Extracted records
== Segment start ==

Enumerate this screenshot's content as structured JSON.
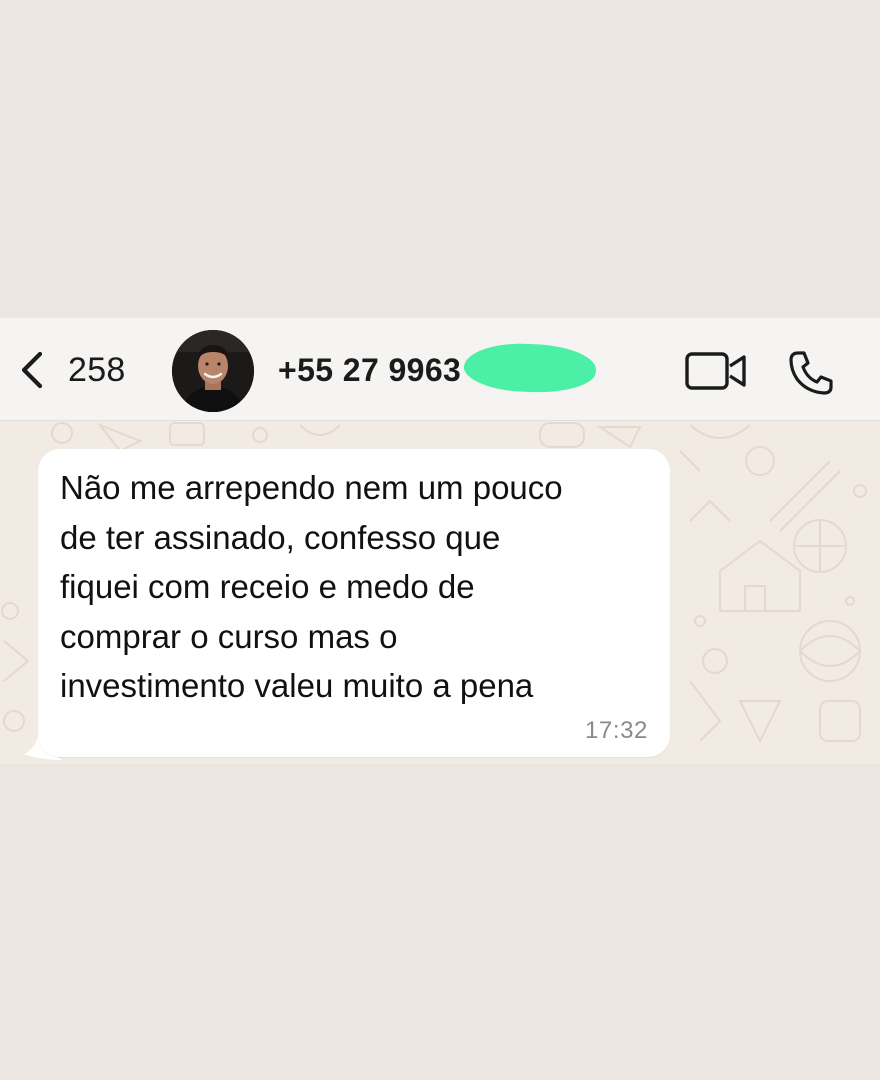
{
  "header": {
    "back_count": "258",
    "contact_name": "+55 27 9963",
    "back_icon": "chevron-left-icon",
    "video_icon": "video-camera-icon",
    "voice_icon": "phone-icon"
  },
  "message": {
    "lines": [
      "Não me arrependo nem um pouco",
      "de ter assinado, confesso que",
      "fiquei com receio e medo de",
      "comprar o curso mas o",
      "investimento valeu muito a pena"
    ],
    "time": "17:32"
  },
  "colors": {
    "page_background": "#ece6e1",
    "header_background": "#f5f4f2",
    "chat_background": "#f1ebe4",
    "bubble": "#ffffff",
    "redaction": "#4cefa6"
  }
}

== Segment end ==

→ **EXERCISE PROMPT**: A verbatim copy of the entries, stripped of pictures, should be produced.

→ **SOLVED EXERCISE**:
Enumerate this screenshot's content as structured JSON.
{
  "header": {
    "back_count": "258",
    "contact_name": "+55 27 9963",
    "back_icon": "chevron-left-icon",
    "video_icon": "video-camera-icon",
    "voice_icon": "phone-icon"
  },
  "message": {
    "lines": [
      "Não me arrependo nem um pouco",
      "de ter assinado, confesso que",
      "fiquei com receio e medo de",
      "comprar o curso mas o",
      "investimento valeu muito a pena"
    ],
    "time": "17:32"
  },
  "colors": {
    "page_background": "#ece6e1",
    "header_background": "#f5f4f2",
    "chat_background": "#f1ebe4",
    "bubble": "#ffffff",
    "redaction": "#4cefa6"
  }
}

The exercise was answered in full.